As writers, this is difficult. We work hard and hope that our stories will speak their own merits to our readers and critics. As Canadians, we adhere even more strongly to the belief that quiet righteousness and merit lead to reward. Nonsense! This philosophy hasnít worked for the genre in the past, nor is it likely to work in the future. Expecting media-dazzled readers to find us, eventually, is an equally erroneous prospect. People do judge their books by their covers. People do read dust jackets and rely on recommendations. People do read what Oprah tells them to. Itís all about appearances and perception. Saying, to hell with it, my work will find its audience no matter what, ignores the marketing realities of publishing and prevents a significant portion of potential readership from accessing our material. All stories represent a partnership between the author and the reader. SF is just such a partnership that depends on each side for its care, well-being and very existence. When a story is lost, or prevented from reaching its intended audience for whatever reason, the loss to the author, reader, and the genre is both profound and tragic.

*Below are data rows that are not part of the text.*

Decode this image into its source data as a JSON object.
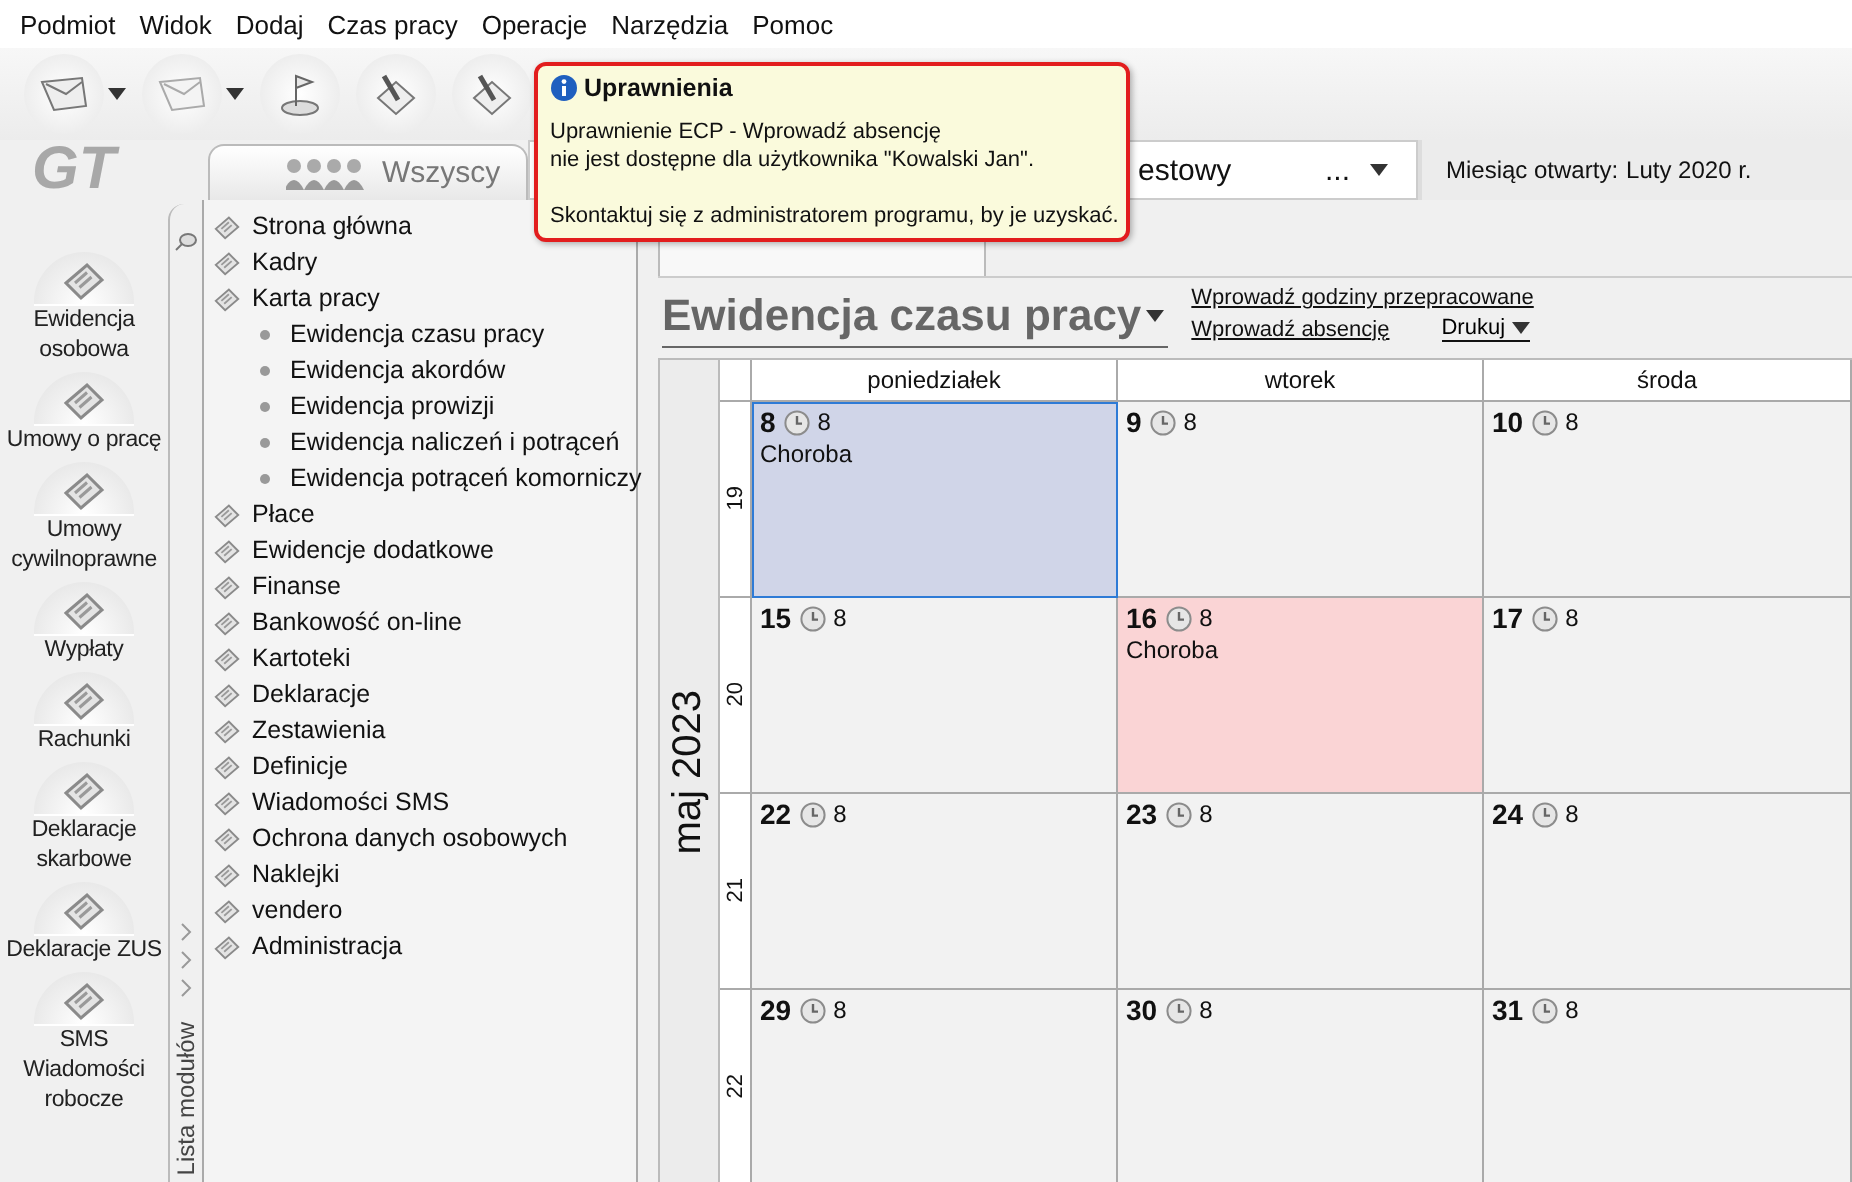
{
  "menu": [
    "Podmiot",
    "Widok",
    "Dodaj",
    "Czas pracy",
    "Operacje",
    "Narzędzia",
    "Pomoc"
  ],
  "logo": "GT",
  "scope_tab": {
    "label": "Wszyscy"
  },
  "company_combo": {
    "value": "estowy",
    "more": "..."
  },
  "open_month": {
    "label": "Miesiąc otwarty:",
    "value": "Luty 2020 r."
  },
  "nav": [
    {
      "label": "Ewidencja osobowa"
    },
    {
      "label": "Umowy o pracę"
    },
    {
      "label": "Umowy cywilnoprawne"
    },
    {
      "label": "Wypłaty"
    },
    {
      "label": "Rachunki"
    },
    {
      "label": "Deklaracje skarbowe"
    },
    {
      "label": "Deklaracje ZUS"
    },
    {
      "label": "SMS Wiadomości robocze"
    }
  ],
  "module_strip": {
    "label": "Lista modułów"
  },
  "tree": [
    {
      "label": "Strona główna"
    },
    {
      "label": "Kadry"
    },
    {
      "label": "Karta pracy",
      "children": [
        {
          "label": "Ewidencja czasu pracy"
        },
        {
          "label": "Ewidencja akordów"
        },
        {
          "label": "Ewidencja prowizji"
        },
        {
          "label": "Ewidencja naliczeń i potrąceń"
        },
        {
          "label": "Ewidencja potrąceń komorniczy"
        }
      ]
    },
    {
      "label": "Płace"
    },
    {
      "label": "Ewidencje dodatkowe"
    },
    {
      "label": "Finanse"
    },
    {
      "label": "Bankowość on-line"
    },
    {
      "label": "Kartoteki"
    },
    {
      "label": "Deklaracje"
    },
    {
      "label": "Zestawienia"
    },
    {
      "label": "Definicje"
    },
    {
      "label": "Wiadomości SMS"
    },
    {
      "label": "Ochrona danych osobowych"
    },
    {
      "label": "Naklejki"
    },
    {
      "label": "vendero"
    },
    {
      "label": "Administracja"
    }
  ],
  "view": {
    "title": "Ewidencja czasu pracy",
    "links": [
      {
        "label": "Wprowadź godziny przepracowane"
      },
      {
        "label": "Wprowadź absencję"
      }
    ],
    "print": {
      "label": "Drukuj"
    }
  },
  "calendar": {
    "month": "maj 2023",
    "columns": [
      "poniedziałek",
      "wtorek",
      "środa"
    ],
    "weeks": [
      {
        "number": "19",
        "days": [
          {
            "day": "8",
            "hours": "8",
            "note": "Choroba",
            "selected": true,
            "color": "#d0d5e8"
          },
          {
            "day": "9",
            "hours": "8",
            "selected": false,
            "color": "#f2f2f2"
          },
          {
            "day": "10",
            "hours": "8",
            "selected": false,
            "color": "#f2f2f2"
          }
        ]
      },
      {
        "number": "20",
        "days": [
          {
            "day": "15",
            "hours": "8",
            "selected": false,
            "color": "#f2f2f2"
          },
          {
            "day": "16",
            "hours": "8",
            "note": "Choroba",
            "selected": false,
            "color": "#fad4d5"
          },
          {
            "day": "17",
            "hours": "8",
            "selected": false,
            "color": "#f2f2f2"
          }
        ]
      },
      {
        "number": "21",
        "days": [
          {
            "day": "22",
            "hours": "8",
            "selected": false,
            "color": "#f2f2f2"
          },
          {
            "day": "23",
            "hours": "8",
            "selected": false,
            "color": "#f2f2f2"
          },
          {
            "day": "24",
            "hours": "8",
            "selected": false,
            "color": "#f2f2f2"
          }
        ]
      },
      {
        "number": "22",
        "days": [
          {
            "day": "29",
            "hours": "8",
            "selected": false,
            "color": "#f2f2f2"
          },
          {
            "day": "30",
            "hours": "8",
            "selected": false,
            "color": "#f2f2f2"
          },
          {
            "day": "31",
            "hours": "8",
            "selected": false,
            "color": "#f2f2f2"
          }
        ]
      }
    ]
  },
  "tooltip": {
    "title": "Uprawnienia",
    "lines": [
      "Uprawnienie ECP - Wprowadź absencję",
      "nie jest dostępne dla użytkownika \"Kowalski Jan\".",
      "Skontaktuj się z administratorem programu, by je uzyskać."
    ]
  }
}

What should we do about this? Well, we can start by not being embarrassed by who we are, and by loudly proclaiming the merits of our genre. We choose to read and write SF, and we should be proud of it. Whatís more, we should help and support each other in this admirable endeavor that is SF instead of making unnecessary excuses for it.

Now, this is the part where the inspirational music comes up, so CUE the INSPIRATIONAL MUSIC.

My name is, insert your name here, and I enjoy SF.

No, I donít live in my parentís basement, and so what if I did.

No, I donít believe that aliens from another planet or that the representatives of some other conspiracy are trying to control my mind.

I read SF in public, and feel no need to hide it within the covers of a less socially reprehensible publication like "Hustler".

Not only do I read SF, but I write it too. (optional, if you donít write)

No, that doesnít mean I can get away with crap, it means I have to work that much harder just to make sure it isnít crap. (optional, if you donít write)

SF is literature.

Many great classics of literature are SF.

Many future classics of literature will be SF.

SF is literature.

Did I say that SF is literature? Because it is, you know.

My name is, insert your name here.


CUT MUSIC. Now, why do I suddenly have the urge for a beer?

Isaac and I would love to hear your comments. Please send them to


Rush Quote of the Month

This months Rush quote is one of my favorites.

From Red Sector A on the album Grace Under Pressure

I hear the sound of gunfire at the prison gate
Are the liberators here -- do I hope or do I fear?
For my father and my brother, it's too late
But I must help my mother stand up straight...

Are we the last ones left alive?
Are we the only human beings to survive?
Neil Peart

Send your favorite Rush Quote to


Made In Canada is designed, developed and maintained by Don Bassie at

Contributors: Don Bassie - Karen Bennett - Isaac Szpindel - Rob Sawyer - Bill Wanstrom - Edo van Belkom - Julie E. Czerneda - Donna McMahon - Marcie Lynn Tentchoff - Mici Gold - Jena Snyder